Now, you might be wondering what these badges are and how to get them. Essentially, knocking out an opponent will reward you with a badge, and give you any of the badges they owned at the same time. These badges increase the ‘damage’ you do – basically sending more lines of garbage blocks at your targets than you would normally get.
My tactic is normally to start off targeting Randoms, switch to KOs after a minute or so, and then either target Badges or redirect attacks towards anyone targeting me.

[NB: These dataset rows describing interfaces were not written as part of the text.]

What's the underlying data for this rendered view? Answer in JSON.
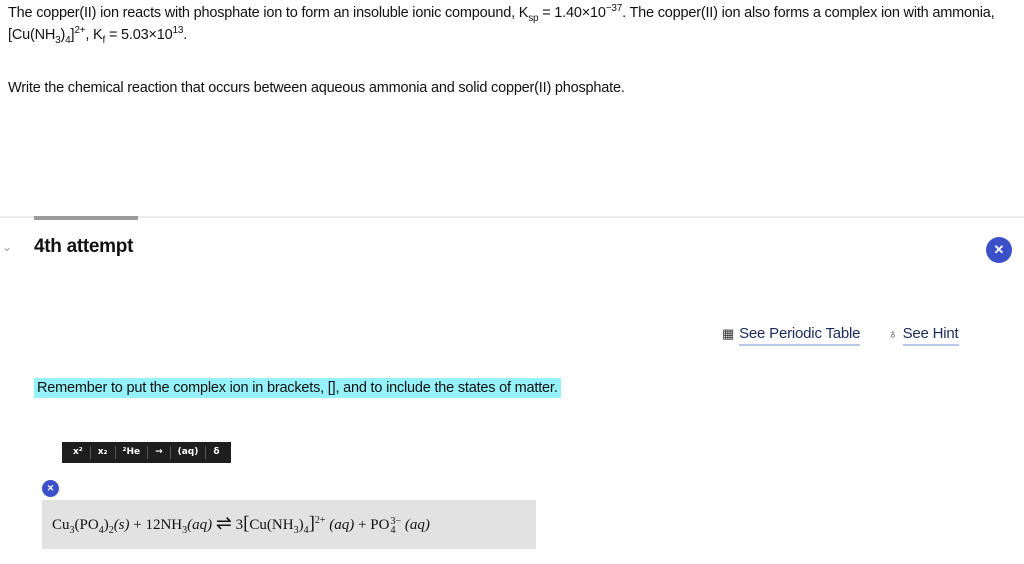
{
  "question": {
    "s1": "The copper(II) ion reacts with phosphate ion to form an insoluble ionic compound, K",
    "ksp_sub": "sp",
    "s2": " = 1.40×10",
    "ksp_exp": "−37",
    "s3": ". The copper(II) ion also forms a complex ion with ammonia, [Cu(NH",
    "nh3_sub": "3",
    "s4": ")",
    "four_sub": "4",
    "s5": "]",
    "charge_sup": "2+",
    "s6": ", K",
    "kf_sub": "f",
    "s7": " = 5.03×10",
    "kf_exp": "13",
    "s8": ".",
    "prompt": "Write the chemical reaction that occurs between aqueous ammonia and solid copper(II) phosphate."
  },
  "attempt": {
    "label": "4th attempt"
  },
  "tools": {
    "periodic_table": "See Periodic Table",
    "hint": "See Hint"
  },
  "hint_banner": "Remember to put the complex ion in brackets, [], and to include the states of matter.",
  "toolbar": {
    "buttons": [
      "x²",
      "x₂",
      "²He",
      "→",
      "(aq)",
      "δ"
    ]
  },
  "equation": {
    "cu": "Cu",
    "sub3": "3",
    "po4open": "(PO",
    "sub4": "4",
    "close": ")",
    "sub2": "2",
    "s_state": "(s)",
    "plus1": " + 12NH",
    "nh_sub": "3",
    "aq1": "(aq)",
    "arrow": "⇌",
    "three": " 3",
    "lbr": "[",
    "cu2": "Cu",
    "nh_open": "(NH",
    "nh_sub2": "3",
    "nh_close": ")",
    "nh_sub4": "4",
    "rbr": "]",
    "charge": "2+",
    "aq2": "(aq)",
    "plus2": " + PO",
    "po_sup": "3−",
    "po_sub": "4",
    "aq3": "(aq)"
  },
  "colors": {
    "accent": "#3b50c8",
    "hint_bg": "#96f2fa",
    "toolbar_bg": "#1e1e1e",
    "eq_bg": "#e2e2e2"
  }
}
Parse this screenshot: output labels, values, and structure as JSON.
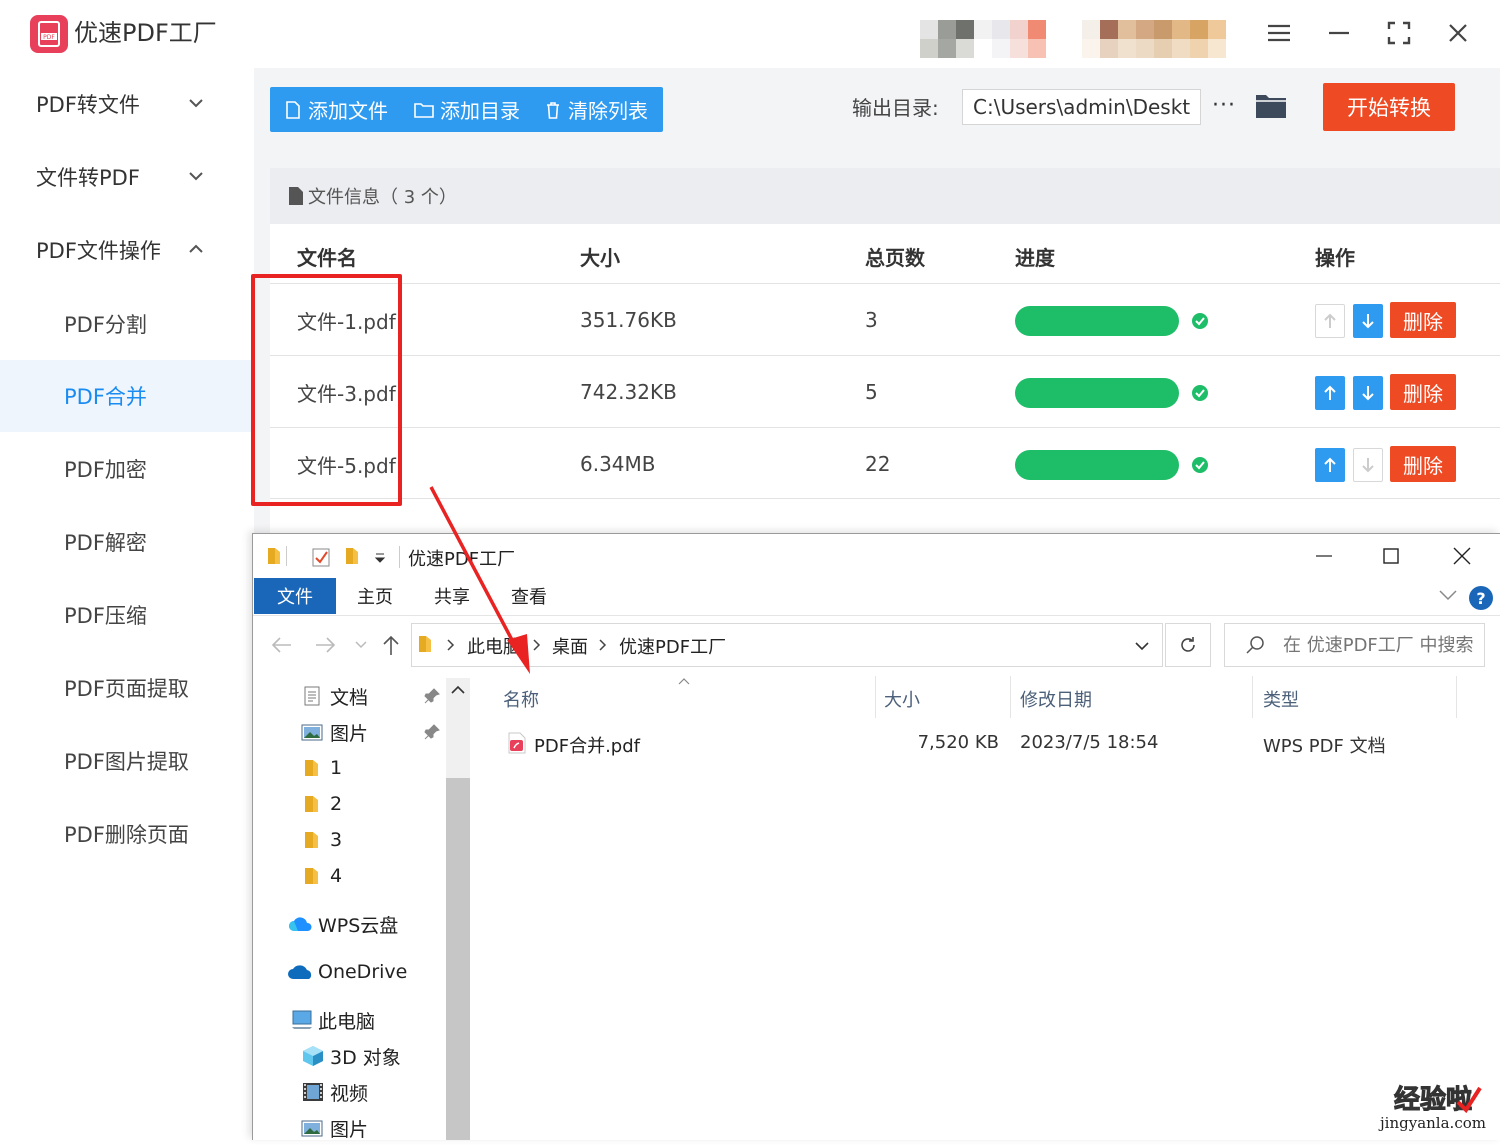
{
  "app": {
    "title": "优速PDF工厂",
    "logo_text": "PDF",
    "accent_color": "#2e9bf0",
    "danger_color": "#ee4a23",
    "success_color": "#1ebd68"
  },
  "sidebar": {
    "groups": [
      {
        "label": "PDF转文件",
        "expanded": false
      },
      {
        "label": "文件转PDF",
        "expanded": false
      },
      {
        "label": "PDF文件操作",
        "expanded": true
      }
    ],
    "items": [
      {
        "label": "PDF分割",
        "active": false
      },
      {
        "label": "PDF合并",
        "active": true
      },
      {
        "label": "PDF加密",
        "active": false
      },
      {
        "label": "PDF解密",
        "active": false
      },
      {
        "label": "PDF压缩",
        "active": false
      },
      {
        "label": "PDF页面提取",
        "active": false
      },
      {
        "label": "PDF图片提取",
        "active": false
      },
      {
        "label": "PDF删除页面",
        "active": false
      }
    ]
  },
  "toolbar": {
    "add_file": "添加文件",
    "add_folder": "添加目录",
    "clear_list": "清除列表",
    "output_label": "输出目录:",
    "output_path": "C:\\Users\\admin\\Deskto",
    "more": "···",
    "start": "开始转换"
  },
  "file_info": {
    "label": "文件信息（ 3 个）"
  },
  "table": {
    "headers": [
      "文件名",
      "大小",
      "总页数",
      "进度",
      "操作"
    ],
    "delete_label": "删除",
    "rows": [
      {
        "name": "文件-1.pdf",
        "size": "351.76KB",
        "pages": "3",
        "progress": 1.0,
        "up_enabled": false,
        "down_enabled": true
      },
      {
        "name": "文件-3.pdf",
        "size": "742.32KB",
        "pages": "5",
        "progress": 1.0,
        "up_enabled": true,
        "down_enabled": true
      },
      {
        "name": "文件-5.pdf",
        "size": "6.34MB",
        "pages": "22",
        "progress": 1.0,
        "up_enabled": true,
        "down_enabled": false
      }
    ]
  },
  "explorer": {
    "title": "优速PDF工厂",
    "ribbon_tabs": [
      "文件",
      "主页",
      "共享",
      "查看"
    ],
    "breadcrumb": [
      "此电脑",
      "桌面",
      "优速PDF工厂"
    ],
    "search_placeholder": "在 优速PDF工厂 中搜索",
    "nav": [
      {
        "label": "文档",
        "icon": "documents-icon",
        "pinned": true
      },
      {
        "label": "图片",
        "icon": "pictures-icon",
        "pinned": true
      },
      {
        "label": "1",
        "icon": "folder-icon",
        "pinned": false
      },
      {
        "label": "2",
        "icon": "folder-icon",
        "pinned": false
      },
      {
        "label": "3",
        "icon": "folder-icon",
        "pinned": false
      },
      {
        "label": "4",
        "icon": "folder-icon",
        "pinned": false
      },
      {
        "label": "WPS云盘",
        "icon": "cloud-icon",
        "pinned": false
      },
      {
        "label": "OneDrive",
        "icon": "cloud-icon",
        "pinned": false
      },
      {
        "label": "此电脑",
        "icon": "computer-icon",
        "pinned": false
      },
      {
        "label": "3D 对象",
        "icon": "cube-icon",
        "pinned": false
      },
      {
        "label": "视频",
        "icon": "video-icon",
        "pinned": false
      },
      {
        "label": "图片",
        "icon": "pictures-icon",
        "pinned": false
      }
    ],
    "columns": [
      "名称",
      "大小",
      "修改日期",
      "类型"
    ],
    "files": [
      {
        "name": "PDF合并.pdf",
        "size": "7,520 KB",
        "modified": "2023/7/5 18:54",
        "type": "WPS PDF 文档"
      }
    ]
  },
  "watermark": {
    "text": "经验啦",
    "domain": "jingyanla.com"
  }
}
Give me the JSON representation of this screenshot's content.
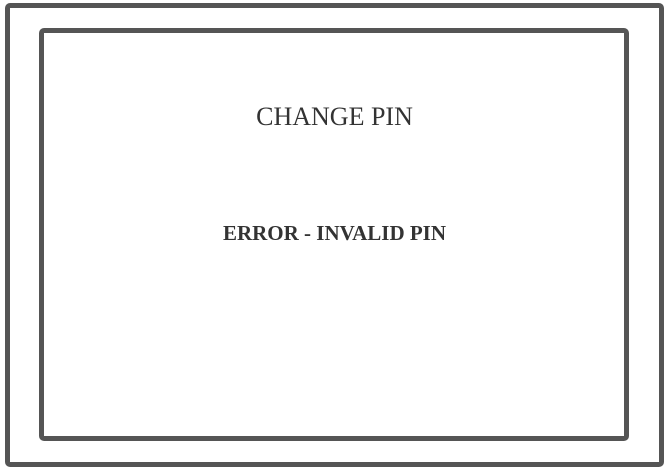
{
  "screen": {
    "title": "CHANGE PIN",
    "message": "ERROR - INVALID PIN",
    "frame_color": "#555555"
  }
}
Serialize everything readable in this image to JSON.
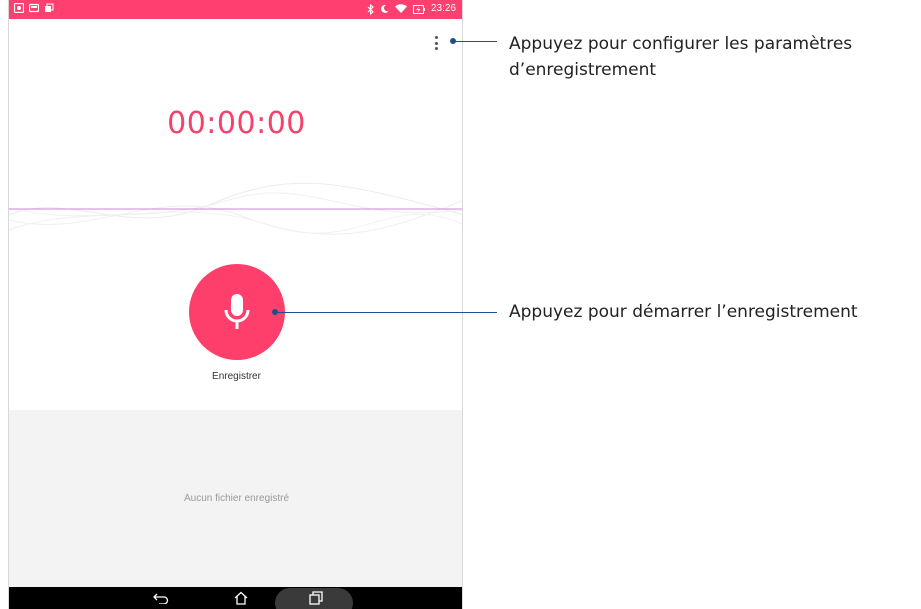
{
  "status_bar": {
    "time": "23:26",
    "accent_color": "#ff3f6f",
    "left_icons": [
      "notification-icon",
      "image-icon",
      "app-icon"
    ],
    "right_icons": [
      "bluetooth-icon",
      "moon-icon",
      "wifi-icon",
      "battery-charging-icon"
    ]
  },
  "recorder": {
    "timer": "00:00:00",
    "record_label": "Enregistrer",
    "record_color": "#ff3f6b",
    "empty_message": "Aucun fichier enregistré",
    "menu_icon": "more-vertical-icon",
    "record_icon": "microphone-icon"
  },
  "nav_bar": {
    "icons": [
      "back-icon",
      "home-icon",
      "recents-icon"
    ]
  },
  "callouts": {
    "settings_line1": "Appuyez pour configurer les paramètres",
    "settings_line2": "d’enregistrement",
    "record": "Appuyez pour démarrer l’enregistrement",
    "line_color": "#1f4e8c"
  }
}
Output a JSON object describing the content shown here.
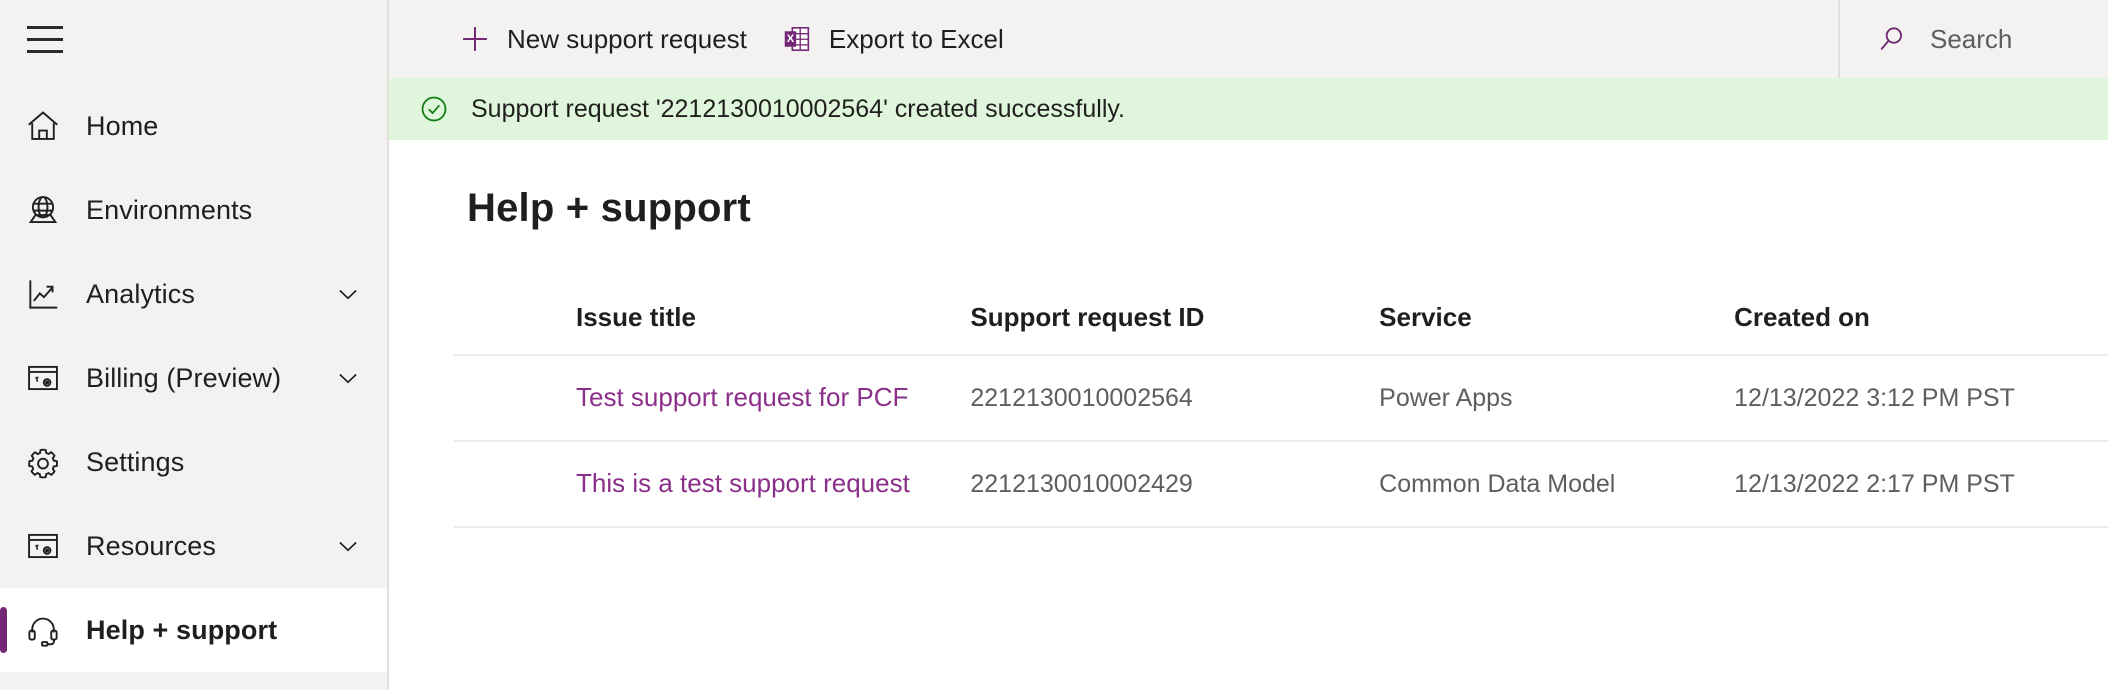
{
  "sidebar": {
    "menu_icon": "hamburger-icon",
    "items": [
      {
        "label": "Home",
        "icon": "home-icon",
        "expandable": false,
        "selected": false
      },
      {
        "label": "Environments",
        "icon": "globe-icon",
        "expandable": false,
        "selected": false
      },
      {
        "label": "Analytics",
        "icon": "analytics-icon",
        "expandable": true,
        "selected": false
      },
      {
        "label": "Billing (Preview)",
        "icon": "billing-icon",
        "expandable": true,
        "selected": false
      },
      {
        "label": "Settings",
        "icon": "gear-icon",
        "expandable": false,
        "selected": false
      },
      {
        "label": "Resources",
        "icon": "resources-icon",
        "expandable": true,
        "selected": false
      },
      {
        "label": "Help + support",
        "icon": "headset-icon",
        "expandable": false,
        "selected": true
      }
    ]
  },
  "command_bar": {
    "new_request_label": "New support request",
    "new_request_icon": "plus-icon",
    "export_label": "Export to Excel",
    "export_icon": "excel-icon",
    "search_placeholder": "Search",
    "search_icon": "search-icon"
  },
  "notification": {
    "icon": "check-circle-icon",
    "message": "Support request '2212130010002564' created successfully.",
    "background": "#dff6dd",
    "icon_color": "#107c10"
  },
  "page": {
    "title": "Help + support"
  },
  "table": {
    "columns": [
      "Issue title",
      "Support request ID",
      "Service",
      "Created on"
    ],
    "rows": [
      {
        "issue_title": "Test support request for PCF",
        "support_request_id": "2212130010002564",
        "service": "Power Apps",
        "created_on": "12/13/2022 3:12 PM PST"
      },
      {
        "issue_title": "This is a test support request",
        "support_request_id": "2212130010002429",
        "service": "Common Data Model",
        "created_on": "12/13/2022 2:17 PM PST"
      }
    ]
  },
  "colors": {
    "accent_purple": "#742774",
    "link_purple": "#8b2f8b",
    "sidebar_bg": "#f3f2f1",
    "success_green": "#dff6dd",
    "border": "#edebe9"
  }
}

It might be tough to follow, so I slowed down the gameplay in a few areas to note when I’m manually switching my target. I do this every few seconds to try and get the killing blow on someone, or if I see someone that was in trouble escape danger, I’ll swap to pick off someone closer to being knocked out. Things can definitely get pretty hectic, so I’d advise beginners not to worry about this – you paint a target on your back by collecting KO badges, and you don’t want to be dealing with the extra mayhem it brings!
5. Don’t panic
If you do get targeted, it’s important not to panic, for a couple of reasons. Firstly, if the incoming meter is flashing red, you’re about to get the garbage blocks, so you should take a moment to scan for your best move, and see what blocks are in your Next queue. If you can manage to clear some lines yourself, you won’t get any of these garbage blocks, saving yourself from imminent danger. Do this well enough, and you might even KO the person trying to get you.
You’re also probably going to make a lot of mistakes – I certainly do. In these scenarios, it’s important to keep a level head so you can play your way out of danger. Even if you’re not getting the pieces you need, there’s almost always a way out. Sometimes, it requires making what might be considered a ‘bad’ move, however.
6. Who needs Optimal?
By ‘bad’, I mean anything that leaves a gap, preventing you from easily and efficiently clearing multiple lines at once. You shouldn’t be afraid of these suboptimal moves, though, as they are often useful if you have the right pieces. There’s a couple of examples in the video above of moves that I would normally avoid doing, but that end up working out because I can capitalize on the spaces left after clearing one or two lines.
Again, we’re in intermediate territory here so I wouldn’t necessarily recommend this tip to everyone. But it can definitely help beginners out that tunnel on making optimal moves. Sometimes ‘bad’ moves help you out of a tight spot or lead to a big combo, though, so they shouldn’t be overlooked
7. Don’t worry about losses – Have fun!
My final tip, relevant for all levels, is to not worry about losses and to just have fun. At the end of the day, you’re not going to win every time, and although coming 1st should be your goal, you should feel good about wherever you place. Top 50? That means you were better than 49 others! Top 10? You beat 90% of your competitors! Even if you don’t finish in one of these, don’t feel bad. If you look at the leaderboard after your loss, you’ll often see people with much higher levels than you that finished below you, so you can take accomplishment from defeating someone with more playtime and experience than you! Plus… I’ve been knocked out in the 70s a few times, sometimes you just can’t help being targetted by multiple people at once, or maybe you were KO’d by a really good player! Or the blocks just weren’t falling for you, whatever happened, laugh it off, queue up again and have fun with the next match. That’s what the ultimate goal of gaming should be anyway, right? Enjoying what you’re doing. If it stops becoming fun, take a break, play something else, go outside or whatever.
So there you have my 7 tips to get better at Tetris 99 – Have you been enjoying Tetris 99? Let me know if you think I missed anything down below, or just drop a comment if you think we should do more content like this.